learn about corrective techniques that you can employ to help photograph the subject at his best. In
addition, you will learn to identify the correct films, papers, and chemistry for various portraits. Printing
techniques to obtain optimum results will also be covered.
PART A - POSING THE SUBJECT
Setting the Appointment.
Portrait sittings should be made by appointment. Using an appointment system gives you a good start
towards making a successful portrait. For one thing, it tells your subject that he is important enough to
get an appointment and that he will not be wasting his time waiting to get into the studio. This brings
the client to the studio with a positive attitude, and that's half the battle. An appointment also helps you.
When an appointment system is used, even for ID and passports, you know how much time you have to
work with each subject and you do not have to rush through a sitting because someone else is waiting.
Between appointments you have time to straighten up the studio, load film holders, complete job orders,
screen processed portrait film, and so on.
a. Timing Appointments. Appointments should be made so you have at least 15 minutes
between sittings. This way you have time to take care of little things that seem to come up and, if one
client is a few minutes late, time to catch up.
Appointments should be made for the convenience of the customer, but usually only during normal
working hours. Make sure that you consider the lunch period as normal working hours.

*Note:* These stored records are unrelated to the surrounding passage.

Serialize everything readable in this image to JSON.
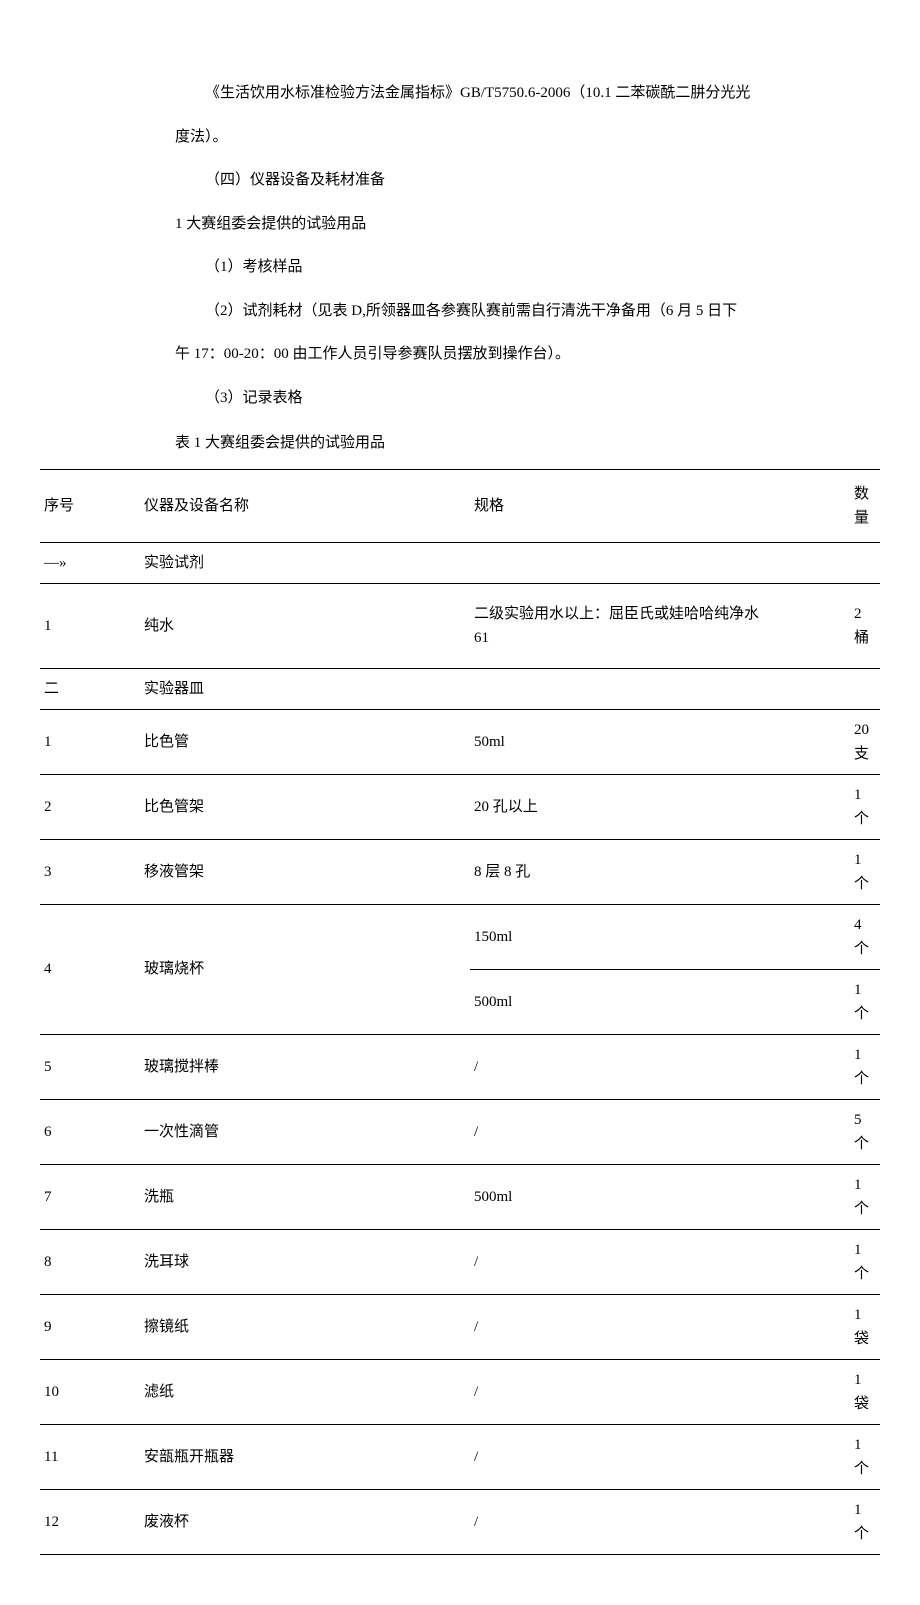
{
  "paragraphs": {
    "p1": "《生活饮用水标准检验方法金属指标》GB/T5750.6-2006（10.1 二苯碳酰二肼分光光",
    "p2": "度法）。",
    "p3": "（四）仪器设备及耗材准备",
    "p4": "1 大赛组委会提供的试验用品",
    "p5": "（1）考核样品",
    "p6": "（2）试剂耗材（见表 D,所领器皿各参赛队赛前需自行清洗干净备用（6 月 5 日下",
    "p7": "午 17：00-20：00 由工作人员引导参赛队员摆放到操作台）。",
    "p8": "（3）记录表格",
    "caption": "表 1 大赛组委会提供的试验用品"
  },
  "table": {
    "headers": {
      "c1": "序号",
      "c2": "仪器及设备名称",
      "c3": "规格",
      "c4": "数量"
    },
    "rows": [
      {
        "c1": "—»",
        "c2": "实验试剂",
        "c3": "",
        "c4": ""
      },
      {
        "c1": "1",
        "c2": "纯水",
        "c3": "二级实验用水以上：屈臣氏或娃哈哈纯净水61",
        "c4": "2 桶",
        "tall": true,
        "multiline": true
      },
      {
        "c1": "二",
        "c2": "实验器皿",
        "c3": "",
        "c4": ""
      },
      {
        "c1": "1",
        "c2": "比色管",
        "c3": "50ml",
        "c4": "20 支"
      },
      {
        "c1": "2",
        "c2": "比色管架",
        "c3": "20 孔以上",
        "c4": "1 个"
      },
      {
        "c1": "3",
        "c2": "移液管架",
        "c3": "8 层 8 孔",
        "c4": "1 个"
      },
      {
        "c1": "4",
        "c2": "玻璃烧杯",
        "c3": "150ml",
        "c4": "4 个",
        "rowspan": 2
      },
      {
        "c1": "",
        "c2": "",
        "c3": "500ml",
        "c4": "1 个",
        "continuation": true
      },
      {
        "c1": "5",
        "c2": "玻璃搅拌棒",
        "c3": "/",
        "c4": "1 个"
      },
      {
        "c1": "6",
        "c2": "一次性滴管",
        "c3": "/",
        "c4": "5 个"
      },
      {
        "c1": "7",
        "c2": "洗瓶",
        "c3": "500ml",
        "c4": "1 个"
      },
      {
        "c1": "8",
        "c2": "洗耳球",
        "c3": "/",
        "c4": "1 个"
      },
      {
        "c1": "9",
        "c2": "擦镜纸",
        "c3": "/",
        "c4": "1 袋"
      },
      {
        "c1": "10",
        "c2": "滤纸",
        "c3": "/",
        "c4": "1 袋"
      },
      {
        "c1": "11",
        "c2": "安瓿瓶开瓶器",
        "c3": "/",
        "c4": "1 个"
      },
      {
        "c1": "12",
        "c2": "废液杯",
        "c3": "/",
        "c4": "1 个"
      }
    ]
  }
}
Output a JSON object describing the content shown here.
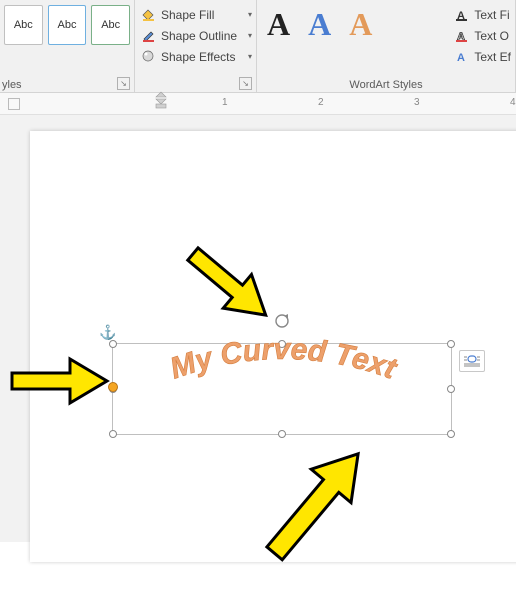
{
  "ribbon": {
    "shapes_group": {
      "abc": "Abc",
      "label": "yles"
    },
    "shape_styles": {
      "fill": "Shape Fill",
      "outline": "Shape Outline",
      "effects": "Shape Effects"
    },
    "wordart": {
      "label": "WordArt Styles",
      "text_fill": "Text Fi",
      "text_outline": "Text O",
      "text_effects": "Text Ef"
    }
  },
  "ruler": {
    "marks": [
      "1",
      "2",
      "3",
      "4"
    ]
  },
  "textbox": {
    "content": "My Curved Text"
  },
  "colors": {
    "accent_orange": "#e39a5a",
    "accent_blue": "#4a7dd1",
    "arrow_fill": "#ffe600"
  }
}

There are
occasions, however, when a customer will want an appointment earlier or later than normal working
hours. This should be avoided if possible, but also remember that one of your primary duties is to
provide official photographic services. If an appointment outside of normal working hours is necessary,
it should not be just the duty man who shoots it. The regular trained portrait photographer should still
get the job.
b. Suggestions for Clients. When clients call for an appointment, suggest to them that they
come early in the day. Most people look their best and their clothes are fresher at this time of day. Men,
especially those who develop a heavy beard (five o'clock shadow) need to have their portraits made at
the beginning of the day. However, they should not shave and then come right in for the sitting. This
gives time for facial blemishes caused by shaving to disappear.
Men should have a haircut and look sharp, but the haircut should
be a day or two old. Uniforms should be pressed and well-fitted